[WHAT YOU WILL DO]
This exercise asks for the entries below to be printed exactly.

[STORED DATA]
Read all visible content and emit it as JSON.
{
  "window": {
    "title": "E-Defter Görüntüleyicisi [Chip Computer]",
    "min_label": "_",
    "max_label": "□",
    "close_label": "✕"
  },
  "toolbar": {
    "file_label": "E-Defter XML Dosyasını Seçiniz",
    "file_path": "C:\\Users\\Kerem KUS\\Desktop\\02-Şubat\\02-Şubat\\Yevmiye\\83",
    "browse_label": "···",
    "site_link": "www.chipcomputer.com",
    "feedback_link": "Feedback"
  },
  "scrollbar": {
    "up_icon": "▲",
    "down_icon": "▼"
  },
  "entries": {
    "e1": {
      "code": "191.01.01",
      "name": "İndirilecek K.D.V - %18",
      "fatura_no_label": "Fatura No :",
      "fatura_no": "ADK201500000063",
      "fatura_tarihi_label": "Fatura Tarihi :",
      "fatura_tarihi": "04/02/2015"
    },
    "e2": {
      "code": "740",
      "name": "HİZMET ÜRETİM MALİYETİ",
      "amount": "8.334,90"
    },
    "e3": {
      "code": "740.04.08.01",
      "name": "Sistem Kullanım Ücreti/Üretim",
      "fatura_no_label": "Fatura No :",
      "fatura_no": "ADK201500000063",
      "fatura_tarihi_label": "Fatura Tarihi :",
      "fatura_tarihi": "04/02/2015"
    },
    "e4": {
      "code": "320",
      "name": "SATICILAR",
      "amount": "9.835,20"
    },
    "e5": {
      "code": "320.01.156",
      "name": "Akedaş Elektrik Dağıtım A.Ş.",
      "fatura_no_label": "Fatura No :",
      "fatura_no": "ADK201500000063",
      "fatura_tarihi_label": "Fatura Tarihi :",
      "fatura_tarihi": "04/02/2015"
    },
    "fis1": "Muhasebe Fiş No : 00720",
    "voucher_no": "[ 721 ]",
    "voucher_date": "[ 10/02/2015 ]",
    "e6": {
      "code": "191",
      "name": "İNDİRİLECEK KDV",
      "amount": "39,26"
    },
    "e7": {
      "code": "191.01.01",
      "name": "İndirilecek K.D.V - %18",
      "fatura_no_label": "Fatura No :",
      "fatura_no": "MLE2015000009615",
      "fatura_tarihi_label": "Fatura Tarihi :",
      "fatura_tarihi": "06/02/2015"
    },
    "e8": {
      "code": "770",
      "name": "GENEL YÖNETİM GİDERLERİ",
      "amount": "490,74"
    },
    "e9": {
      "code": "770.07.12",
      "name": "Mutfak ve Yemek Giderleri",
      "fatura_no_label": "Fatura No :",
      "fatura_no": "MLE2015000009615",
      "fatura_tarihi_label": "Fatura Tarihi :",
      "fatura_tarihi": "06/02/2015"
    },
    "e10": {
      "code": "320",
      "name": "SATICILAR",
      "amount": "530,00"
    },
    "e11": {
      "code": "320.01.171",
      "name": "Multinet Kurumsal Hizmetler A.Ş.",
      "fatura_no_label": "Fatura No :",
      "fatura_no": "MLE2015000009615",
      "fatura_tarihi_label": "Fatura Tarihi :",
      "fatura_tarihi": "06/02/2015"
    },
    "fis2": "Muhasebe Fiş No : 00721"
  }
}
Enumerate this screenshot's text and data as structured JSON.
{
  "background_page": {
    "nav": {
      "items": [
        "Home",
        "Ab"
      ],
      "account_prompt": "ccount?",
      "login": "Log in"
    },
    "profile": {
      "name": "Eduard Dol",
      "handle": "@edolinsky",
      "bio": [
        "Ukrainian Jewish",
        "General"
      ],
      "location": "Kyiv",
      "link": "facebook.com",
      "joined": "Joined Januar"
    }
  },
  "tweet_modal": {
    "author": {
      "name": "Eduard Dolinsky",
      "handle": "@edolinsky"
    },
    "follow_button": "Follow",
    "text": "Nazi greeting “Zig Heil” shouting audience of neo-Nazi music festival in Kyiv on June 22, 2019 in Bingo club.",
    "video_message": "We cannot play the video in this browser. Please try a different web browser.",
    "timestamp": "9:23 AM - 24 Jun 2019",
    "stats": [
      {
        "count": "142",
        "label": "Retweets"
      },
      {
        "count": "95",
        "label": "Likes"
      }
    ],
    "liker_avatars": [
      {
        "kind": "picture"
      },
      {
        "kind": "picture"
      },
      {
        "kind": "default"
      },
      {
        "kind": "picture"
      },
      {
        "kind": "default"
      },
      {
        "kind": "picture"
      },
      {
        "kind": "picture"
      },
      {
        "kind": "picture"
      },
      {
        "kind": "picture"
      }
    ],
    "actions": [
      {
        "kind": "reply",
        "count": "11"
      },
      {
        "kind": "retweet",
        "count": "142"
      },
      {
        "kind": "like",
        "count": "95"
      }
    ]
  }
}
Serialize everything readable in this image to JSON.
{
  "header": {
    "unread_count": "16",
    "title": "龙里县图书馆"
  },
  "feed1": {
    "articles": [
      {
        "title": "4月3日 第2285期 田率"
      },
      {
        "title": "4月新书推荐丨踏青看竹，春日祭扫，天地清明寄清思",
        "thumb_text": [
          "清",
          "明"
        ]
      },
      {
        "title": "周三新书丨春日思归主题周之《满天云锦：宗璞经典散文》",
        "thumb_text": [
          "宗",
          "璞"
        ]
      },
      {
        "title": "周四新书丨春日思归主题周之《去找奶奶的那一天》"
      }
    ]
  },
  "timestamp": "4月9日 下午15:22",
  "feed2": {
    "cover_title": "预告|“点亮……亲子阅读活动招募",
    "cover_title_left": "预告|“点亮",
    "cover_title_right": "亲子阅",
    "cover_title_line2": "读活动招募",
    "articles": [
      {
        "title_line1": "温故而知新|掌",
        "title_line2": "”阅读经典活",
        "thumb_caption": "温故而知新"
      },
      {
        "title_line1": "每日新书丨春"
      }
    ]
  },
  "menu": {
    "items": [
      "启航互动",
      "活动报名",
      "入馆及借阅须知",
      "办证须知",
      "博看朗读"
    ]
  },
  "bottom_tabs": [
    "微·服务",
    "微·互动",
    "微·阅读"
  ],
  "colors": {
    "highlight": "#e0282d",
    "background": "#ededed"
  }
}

[EXERCISE ANSWER]
Read all visible content and emit it as JSON.
{
  "window": {
    "title": "E-Defter Görüntüleyicisi [Chip Computer]",
    "min_label": "_",
    "max_label": "□",
    "close_label": "✕"
  },
  "toolbar": {
    "file_label": "E-Defter XML Dosyasını Seçiniz",
    "file_path": "C:\\Users\\Kerem KUS\\Desktop\\02-Şubat\\02-Şubat\\Yevmiye\\83",
    "browse_label": "···",
    "site_link": "www.chipcomputer.com",
    "feedback_link": "Feedback"
  },
  "scrollbar": {
    "up_icon": "▲",
    "down_icon": "▼"
  },
  "entries": {
    "e1": {
      "code": "191.01.01",
      "name": "İndirilecek K.D.V - %18",
      "fatura_no_label": "Fatura No :",
      "fatura_no": "ADK201500000063",
      "fatura_tarihi_label": "Fatura Tarihi :",
      "fatura_tarihi": "04/02/2015"
    },
    "e2": {
      "code": "740",
      "name": "HİZMET ÜRETİM MALİYETİ",
      "amount": "8.334,90"
    },
    "e3": {
      "code": "740.04.08.01",
      "name": "Sistem Kullanım Ücreti/Üretim",
      "fatura_no_label": "Fatura No :",
      "fatura_no": "ADK201500000063",
      "fatura_tarihi_label": "Fatura Tarihi :",
      "fatura_tarihi": "04/02/2015"
    },
    "e4": {
      "code": "320",
      "name": "SATICILAR",
      "amount": "9.835,20"
    },
    "e5": {
      "code": "320.01.156",
      "name": "Akedaş Elektrik Dağıtım A.Ş.",
      "fatura_no_label": "Fatura No :",
      "fatura_no": "ADK201500000063",
      "fatura_tarihi_label": "Fatura Tarihi :",
      "fatura_tarihi": "04/02/2015"
    },
    "fis1": "Muhasebe Fiş No : 00720",
    "voucher_no": "[ 721 ]",
    "voucher_date": "[ 10/02/2015 ]",
    "e6": {
      "code": "191",
      "name": "İNDİRİLECEK KDV",
      "amount": "39,26"
    },
    "e7": {
      "code": "191.01.01",
      "name": "İndirilecek K.D.V - %18",
      "fatura_no_label": "Fatura No :",
      "fatura_no": "MLE2015000009615",
      "fatura_tarihi_label": "Fatura Tarihi :",
      "fatura_tarihi": "06/02/2015"
    },
    "e8": {
      "code": "770",
      "name": "GENEL YÖNETİM GİDERLERİ",
      "amount": "490,74"
    },
    "e9": {
      "code": "770.07.12",
      "name": "Mutfak ve Yemek Giderleri",
      "fatura_no_label": "Fatura No :",
      "fatura_no": "MLE2015000009615",
      "fatura_tarihi_label": "Fatura Tarihi :",
      "fatura_tarihi": "06/02/2015"
    },
    "e10": {
      "code": "320",
      "name": "SATICILAR",
      "amount": "530,00"
    },
    "e11": {
      "code": "320.01.171",
      "name": "Multinet Kurumsal Hizmetler A.Ş.",
      "fatura_no_label": "Fatura No :",
      "fatura_no": "MLE2015000009615",
      "fatura_tarihi_label": "Fatura Tarihi :",
      "fatura_tarihi": "06/02/2015"
    },
    "fis2": "Muhasebe Fiş No : 00721"
  }
}
Enumerate this screenshot's text and data as structured JSON.
{
  "background_page": {
    "nav": {
      "items": [
        "Home",
        "Ab"
      ],
      "account_prompt": "ccount?",
      "login": "Log in"
    },
    "profile": {
      "name": "Eduard Dol",
      "handle": "@edolinsky",
      "bio": [
        "Ukrainian Jewish",
        "General"
      ],
      "location": "Kyiv",
      "link": "facebook.com",
      "joined": "Joined Januar"
    }
  },
  "tweet_modal": {
    "author": {
      "name": "Eduard Dolinsky",
      "handle": "@edolinsky"
    },
    "follow_button": "Follow",
    "text": "Nazi greeting “Zig Heil” shouting audience of neo-Nazi music festival in Kyiv on June 22, 2019 in Bingo club.",
    "video_message": "We cannot play the video in this browser. Please try a different web browser.",
    "timestamp": "9:23 AM - 24 Jun 2019",
    "stats": [
      {
        "count": "142",
        "label": "Retweets"
      },
      {
        "count": "95",
        "label": "Likes"
      }
    ],
    "liker_avatars": [
      {
        "kind": "picture"
      },
      {
        "kind": "picture"
      },
      {
        "kind": "default"
      },
      {
        "kind": "picture"
      },
      {
        "kind": "default"
      },
      {
        "kind": "picture"
      },
      {
        "kind": "picture"
      },
      {
        "kind": "picture"
      },
      {
        "kind": "picture"
      }
    ],
    "actions": [
      {
        "kind": "reply",
        "count": "11"
      },
      {
        "kind": "retweet",
        "count": "142"
      },
      {
        "kind": "like",
        "count": "95"
      }
    ]
  }
}
Serialize everything readable in this image to JSON.
{
  "header": {
    "unread_count": "16",
    "title": "龙里县图书馆"
  },
  "feed1": {
    "articles": [
      {
        "title": "4月3日 第2285期 田率"
      },
      {
        "title": "4月新书推荐丨踏青看竹，春日祭扫，天地清明寄清思",
        "thumb_text": [
          "清",
          "明"
        ]
      },
      {
        "title": "周三新书丨春日思归主题周之《满天云锦：宗璞经典散文》",
        "thumb_text": [
          "宗",
          "璞"
        ]
      },
      {
        "title": "周四新书丨春日思归主题周之《去找奶奶的那一天》"
      }
    ]
  },
  "timestamp": "4月9日 下午15:22",
  "feed2": {
    "cover_title": "预告|“点亮……亲子阅读活动招募",
    "cover_title_left": "预告|“点亮",
    "cover_title_right": "亲子阅",
    "cover_title_line2": "读活动招募",
    "articles": [
      {
        "title_line1": "温故而知新|掌",
        "title_line2": "”阅读经典活",
        "thumb_caption": "温故而知新"
      },
      {
        "title_line1": "每日新书丨春"
      }
    ]
  },
  "menu": {
    "items": [
      "启航互动",
      "活动报名",
      "入馆及借阅须知",
      "办证须知",
      "博看朗读"
    ]
  },
  "bottom_tabs": [
    "微·服务",
    "微·互动",
    "微·阅读"
  ],
  "colors": {
    "highlight": "#e0282d",
    "background": "#ededed"
  }
}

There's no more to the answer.